The listing below must be repeated word for word, with its images excluded.
== RECORDS FOR THIS TASK
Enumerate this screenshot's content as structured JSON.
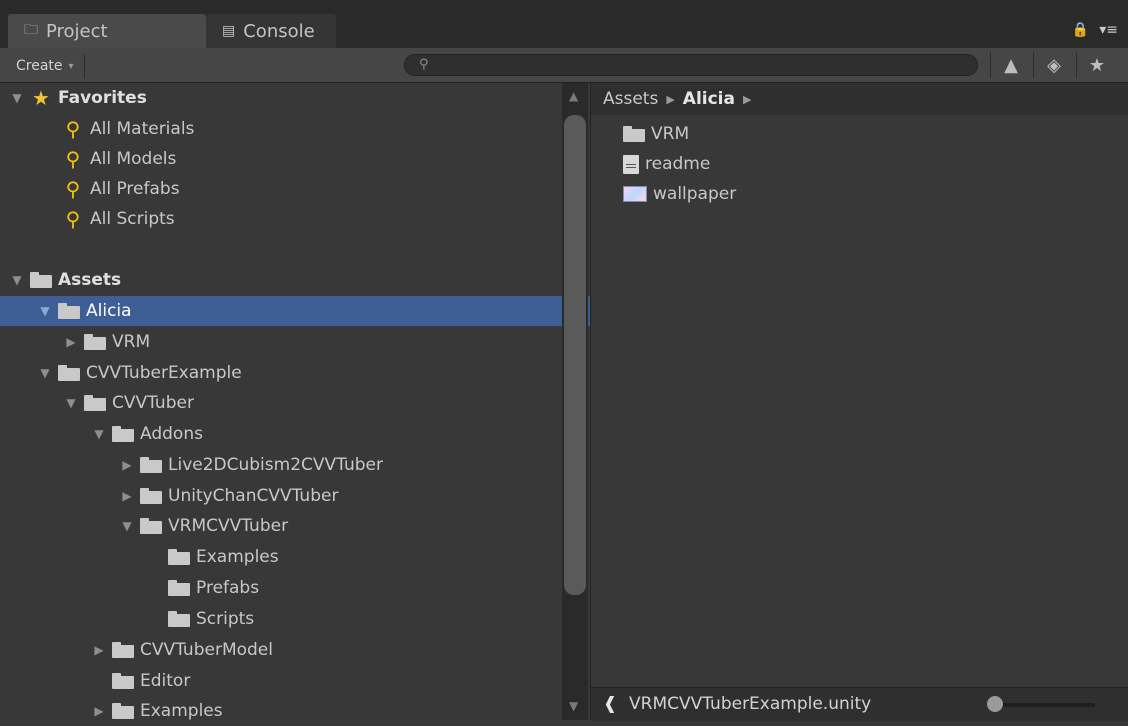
{
  "tabs": [
    {
      "label": "Project",
      "icon": "folder-icon"
    },
    {
      "label": "Console",
      "icon": "console-icon"
    }
  ],
  "toolbar": {
    "create_label": "Create",
    "search_placeholder": ""
  },
  "tree": {
    "favorites": {
      "label": "Favorites",
      "items": [
        "All Materials",
        "All Models",
        "All Prefabs",
        "All Scripts"
      ]
    },
    "assets_label": "Assets",
    "nodes": [
      {
        "label": "Alicia",
        "selected": true
      },
      {
        "label": "VRM"
      },
      {
        "label": "CVVTuberExample"
      },
      {
        "label": "CVVTuber"
      },
      {
        "label": "Addons"
      },
      {
        "label": "Live2DCubism2CVVTuber"
      },
      {
        "label": "UnityChanCVVTuber"
      },
      {
        "label": "VRMCVVTuber"
      },
      {
        "label": "Examples"
      },
      {
        "label": "Prefabs"
      },
      {
        "label": "Scripts"
      },
      {
        "label": "CVVTuberModel"
      },
      {
        "label": "Editor"
      },
      {
        "label": "Examples"
      }
    ]
  },
  "breadcrumb": {
    "root": "Assets",
    "current": "Alicia"
  },
  "files": [
    {
      "label": "VRM",
      "icon": "folder-icon"
    },
    {
      "label": "readme",
      "icon": "document-icon"
    },
    {
      "label": "wallpaper",
      "icon": "image-icon"
    }
  ],
  "status": {
    "label": "VRMCVVTuberExample.unity",
    "zoom_fraction": 0.0
  }
}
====
OUTPUT OF THE TASK:
Enumerate this screenshot's content as structured JSON.
{
  "tabs": [
    {
      "label": "Project",
      "icon": "folder-icon"
    },
    {
      "label": "Console",
      "icon": "console-icon"
    }
  ],
  "toolbar": {
    "create_label": "Create",
    "search_placeholder": ""
  },
  "tree": {
    "favorites": {
      "label": "Favorites",
      "items": [
        "All Materials",
        "All Models",
        "All Prefabs",
        "All Scripts"
      ]
    },
    "assets_label": "Assets",
    "nodes": [
      {
        "label": "Alicia",
        "selected": true
      },
      {
        "label": "VRM"
      },
      {
        "label": "CVVTuberExample"
      },
      {
        "label": "CVVTuber"
      },
      {
        "label": "Addons"
      },
      {
        "label": "Live2DCubism2CVVTuber"
      },
      {
        "label": "UnityChanCVVTuber"
      },
      {
        "label": "VRMCVVTuber"
      },
      {
        "label": "Examples"
      },
      {
        "label": "Prefabs"
      },
      {
        "label": "Scripts"
      },
      {
        "label": "CVVTuberModel"
      },
      {
        "label": "Editor"
      },
      {
        "label": "Examples"
      }
    ]
  },
  "breadcrumb": {
    "root": "Assets",
    "current": "Alicia"
  },
  "files": [
    {
      "label": "VRM",
      "icon": "folder-icon"
    },
    {
      "label": "readme",
      "icon": "document-icon"
    },
    {
      "label": "wallpaper",
      "icon": "image-icon"
    }
  ],
  "status": {
    "label": "VRMCVVTuberExample.unity",
    "zoom_fraction": 0.0
  }
}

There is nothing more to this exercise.